■ **BRIEF**
The lines to reproduce run from the one containing "Convert this screenshot" through the end of the records below. Reproduce them exactly and add nothing.

++++ INFORMATION GIVEN ++++

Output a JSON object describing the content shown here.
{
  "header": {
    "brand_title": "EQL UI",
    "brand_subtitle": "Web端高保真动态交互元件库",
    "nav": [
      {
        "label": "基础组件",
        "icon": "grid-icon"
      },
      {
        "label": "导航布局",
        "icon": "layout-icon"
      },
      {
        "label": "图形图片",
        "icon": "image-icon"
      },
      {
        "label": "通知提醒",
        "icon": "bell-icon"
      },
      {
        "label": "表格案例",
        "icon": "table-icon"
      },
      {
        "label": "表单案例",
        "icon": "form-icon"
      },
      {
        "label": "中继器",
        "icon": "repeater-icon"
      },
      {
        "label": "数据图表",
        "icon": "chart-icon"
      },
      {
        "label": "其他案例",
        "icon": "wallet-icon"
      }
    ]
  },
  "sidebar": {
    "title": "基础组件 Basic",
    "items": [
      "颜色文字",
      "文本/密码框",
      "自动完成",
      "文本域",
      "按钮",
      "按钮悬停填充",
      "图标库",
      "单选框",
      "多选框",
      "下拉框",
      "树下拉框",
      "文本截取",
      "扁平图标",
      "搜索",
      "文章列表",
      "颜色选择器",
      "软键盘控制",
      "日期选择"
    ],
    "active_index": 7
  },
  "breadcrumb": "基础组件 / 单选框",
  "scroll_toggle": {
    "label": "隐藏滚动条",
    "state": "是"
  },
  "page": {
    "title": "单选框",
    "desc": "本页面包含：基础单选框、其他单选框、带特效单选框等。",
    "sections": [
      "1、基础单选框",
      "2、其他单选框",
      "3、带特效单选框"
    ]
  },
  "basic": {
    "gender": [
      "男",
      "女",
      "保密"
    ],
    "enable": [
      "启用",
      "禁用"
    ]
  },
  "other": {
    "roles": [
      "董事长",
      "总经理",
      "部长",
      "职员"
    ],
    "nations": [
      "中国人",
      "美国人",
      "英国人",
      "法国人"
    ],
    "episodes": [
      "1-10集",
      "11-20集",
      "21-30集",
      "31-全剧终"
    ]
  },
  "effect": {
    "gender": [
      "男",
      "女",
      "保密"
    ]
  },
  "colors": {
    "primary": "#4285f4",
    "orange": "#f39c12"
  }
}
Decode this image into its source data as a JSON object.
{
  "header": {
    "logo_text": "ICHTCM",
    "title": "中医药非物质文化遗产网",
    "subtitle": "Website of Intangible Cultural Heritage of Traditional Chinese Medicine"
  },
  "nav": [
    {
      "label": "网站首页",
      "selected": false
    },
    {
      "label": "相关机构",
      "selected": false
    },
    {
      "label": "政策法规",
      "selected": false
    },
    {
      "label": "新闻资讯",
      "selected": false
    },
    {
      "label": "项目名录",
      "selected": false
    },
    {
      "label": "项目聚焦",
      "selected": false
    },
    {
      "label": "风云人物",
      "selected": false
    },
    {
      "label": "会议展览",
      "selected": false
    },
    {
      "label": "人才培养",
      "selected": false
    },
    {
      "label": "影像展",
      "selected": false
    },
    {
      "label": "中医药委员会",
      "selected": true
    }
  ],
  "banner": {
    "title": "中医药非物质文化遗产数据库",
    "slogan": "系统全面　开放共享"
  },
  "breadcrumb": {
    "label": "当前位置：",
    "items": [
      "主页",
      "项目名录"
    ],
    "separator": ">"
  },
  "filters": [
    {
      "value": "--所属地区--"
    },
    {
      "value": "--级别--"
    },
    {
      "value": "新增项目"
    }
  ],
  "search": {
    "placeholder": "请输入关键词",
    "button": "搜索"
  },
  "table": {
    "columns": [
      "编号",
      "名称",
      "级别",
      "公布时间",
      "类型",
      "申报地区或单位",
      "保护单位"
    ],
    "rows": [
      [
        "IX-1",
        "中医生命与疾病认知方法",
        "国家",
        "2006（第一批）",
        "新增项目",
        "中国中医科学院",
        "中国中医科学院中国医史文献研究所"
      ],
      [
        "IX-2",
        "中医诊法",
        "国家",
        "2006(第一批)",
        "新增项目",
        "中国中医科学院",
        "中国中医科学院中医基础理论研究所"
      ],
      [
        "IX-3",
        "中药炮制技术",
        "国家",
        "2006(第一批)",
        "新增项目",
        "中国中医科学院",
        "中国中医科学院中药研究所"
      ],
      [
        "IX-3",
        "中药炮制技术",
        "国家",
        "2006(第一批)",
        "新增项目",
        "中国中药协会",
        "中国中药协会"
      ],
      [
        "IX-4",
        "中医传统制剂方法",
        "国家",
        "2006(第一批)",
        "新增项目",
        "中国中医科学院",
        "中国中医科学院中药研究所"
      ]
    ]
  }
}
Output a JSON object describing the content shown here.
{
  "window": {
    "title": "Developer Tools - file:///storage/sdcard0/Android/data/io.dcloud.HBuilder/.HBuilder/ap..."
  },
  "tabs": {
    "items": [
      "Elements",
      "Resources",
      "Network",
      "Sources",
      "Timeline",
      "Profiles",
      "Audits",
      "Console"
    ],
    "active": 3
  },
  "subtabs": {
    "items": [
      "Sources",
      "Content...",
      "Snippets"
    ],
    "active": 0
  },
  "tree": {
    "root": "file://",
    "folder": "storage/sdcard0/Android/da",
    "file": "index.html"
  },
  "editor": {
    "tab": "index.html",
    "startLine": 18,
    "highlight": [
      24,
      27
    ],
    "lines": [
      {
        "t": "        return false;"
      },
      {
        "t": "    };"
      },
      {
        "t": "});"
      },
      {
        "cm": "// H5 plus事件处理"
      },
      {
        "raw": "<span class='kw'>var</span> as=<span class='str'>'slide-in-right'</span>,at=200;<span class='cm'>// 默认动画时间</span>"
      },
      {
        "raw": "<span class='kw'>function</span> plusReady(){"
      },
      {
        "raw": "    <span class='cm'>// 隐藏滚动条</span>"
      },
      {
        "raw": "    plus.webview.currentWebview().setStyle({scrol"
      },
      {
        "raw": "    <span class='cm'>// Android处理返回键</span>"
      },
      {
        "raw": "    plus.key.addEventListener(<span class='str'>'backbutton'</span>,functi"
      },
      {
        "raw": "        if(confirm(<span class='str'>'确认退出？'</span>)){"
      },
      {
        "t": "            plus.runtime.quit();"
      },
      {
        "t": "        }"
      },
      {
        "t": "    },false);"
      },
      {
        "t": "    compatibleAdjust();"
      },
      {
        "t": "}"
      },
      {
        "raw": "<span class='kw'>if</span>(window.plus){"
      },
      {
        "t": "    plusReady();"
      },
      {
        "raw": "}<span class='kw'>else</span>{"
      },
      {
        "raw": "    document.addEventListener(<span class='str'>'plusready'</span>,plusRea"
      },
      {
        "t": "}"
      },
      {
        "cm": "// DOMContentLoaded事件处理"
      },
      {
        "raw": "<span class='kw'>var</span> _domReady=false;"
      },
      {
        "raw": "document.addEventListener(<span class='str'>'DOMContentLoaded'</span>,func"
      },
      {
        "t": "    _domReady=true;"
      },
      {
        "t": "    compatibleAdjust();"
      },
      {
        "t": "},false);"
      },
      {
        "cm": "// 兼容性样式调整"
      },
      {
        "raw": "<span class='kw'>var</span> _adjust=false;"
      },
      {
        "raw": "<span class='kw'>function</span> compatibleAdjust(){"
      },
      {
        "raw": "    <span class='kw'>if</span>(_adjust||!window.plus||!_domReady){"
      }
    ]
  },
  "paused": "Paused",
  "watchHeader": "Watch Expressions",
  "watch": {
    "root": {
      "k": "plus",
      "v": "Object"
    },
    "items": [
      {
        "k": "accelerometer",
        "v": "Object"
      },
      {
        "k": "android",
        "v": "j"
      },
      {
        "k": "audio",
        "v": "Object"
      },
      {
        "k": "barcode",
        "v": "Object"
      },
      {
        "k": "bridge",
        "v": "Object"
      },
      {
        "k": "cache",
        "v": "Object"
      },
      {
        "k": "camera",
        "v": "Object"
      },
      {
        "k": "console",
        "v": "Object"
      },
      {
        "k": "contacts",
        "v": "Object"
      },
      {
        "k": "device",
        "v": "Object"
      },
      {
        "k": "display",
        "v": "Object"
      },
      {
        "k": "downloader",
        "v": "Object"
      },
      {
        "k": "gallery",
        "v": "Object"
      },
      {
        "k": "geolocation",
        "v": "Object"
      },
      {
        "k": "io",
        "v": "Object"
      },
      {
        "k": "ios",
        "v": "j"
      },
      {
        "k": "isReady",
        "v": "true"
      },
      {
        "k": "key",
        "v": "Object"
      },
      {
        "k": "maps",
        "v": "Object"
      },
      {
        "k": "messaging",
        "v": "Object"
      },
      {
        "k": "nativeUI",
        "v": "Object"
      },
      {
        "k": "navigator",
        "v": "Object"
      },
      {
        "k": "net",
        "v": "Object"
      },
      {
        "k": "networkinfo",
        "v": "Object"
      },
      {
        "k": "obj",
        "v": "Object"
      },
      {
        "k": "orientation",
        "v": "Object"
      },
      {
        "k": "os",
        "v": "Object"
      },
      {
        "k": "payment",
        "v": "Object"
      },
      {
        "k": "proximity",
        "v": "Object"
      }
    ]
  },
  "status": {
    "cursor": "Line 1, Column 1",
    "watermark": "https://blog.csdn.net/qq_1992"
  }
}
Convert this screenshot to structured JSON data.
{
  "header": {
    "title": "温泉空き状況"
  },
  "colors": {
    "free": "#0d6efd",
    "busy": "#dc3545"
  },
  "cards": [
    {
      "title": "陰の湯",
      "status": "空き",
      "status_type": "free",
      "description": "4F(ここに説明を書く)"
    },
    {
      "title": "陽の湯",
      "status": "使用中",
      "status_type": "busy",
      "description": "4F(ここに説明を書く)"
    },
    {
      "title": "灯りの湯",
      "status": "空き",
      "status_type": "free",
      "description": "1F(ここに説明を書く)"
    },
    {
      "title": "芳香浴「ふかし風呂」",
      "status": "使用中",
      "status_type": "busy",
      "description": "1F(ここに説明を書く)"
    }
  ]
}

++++

■ **SOLUTION FOR THIS TASK**
Convert this screenshot to structured JSON data.
{
  "header": {
    "title": "温泉空き状況"
  },
  "colors": {
    "free": "#0d6efd",
    "busy": "#dc3545"
  },
  "cards": [
    {
      "title": "陰の湯",
      "status": "空き",
      "status_type": "free",
      "description": "4F(ここに説明を書く)"
    },
    {
      "title": "陽の湯",
      "status": "使用中",
      "status_type": "busy",
      "description": "4F(ここに説明を書く)"
    },
    {
      "title": "灯りの湯",
      "status": "空き",
      "status_type": "free",
      "description": "1F(ここに説明を書く)"
    },
    {
      "title": "芳香浴「ふかし風呂」",
      "status": "使用中",
      "status_type": "busy",
      "description": "1F(ここに説明を書く)"
    }
  ]
}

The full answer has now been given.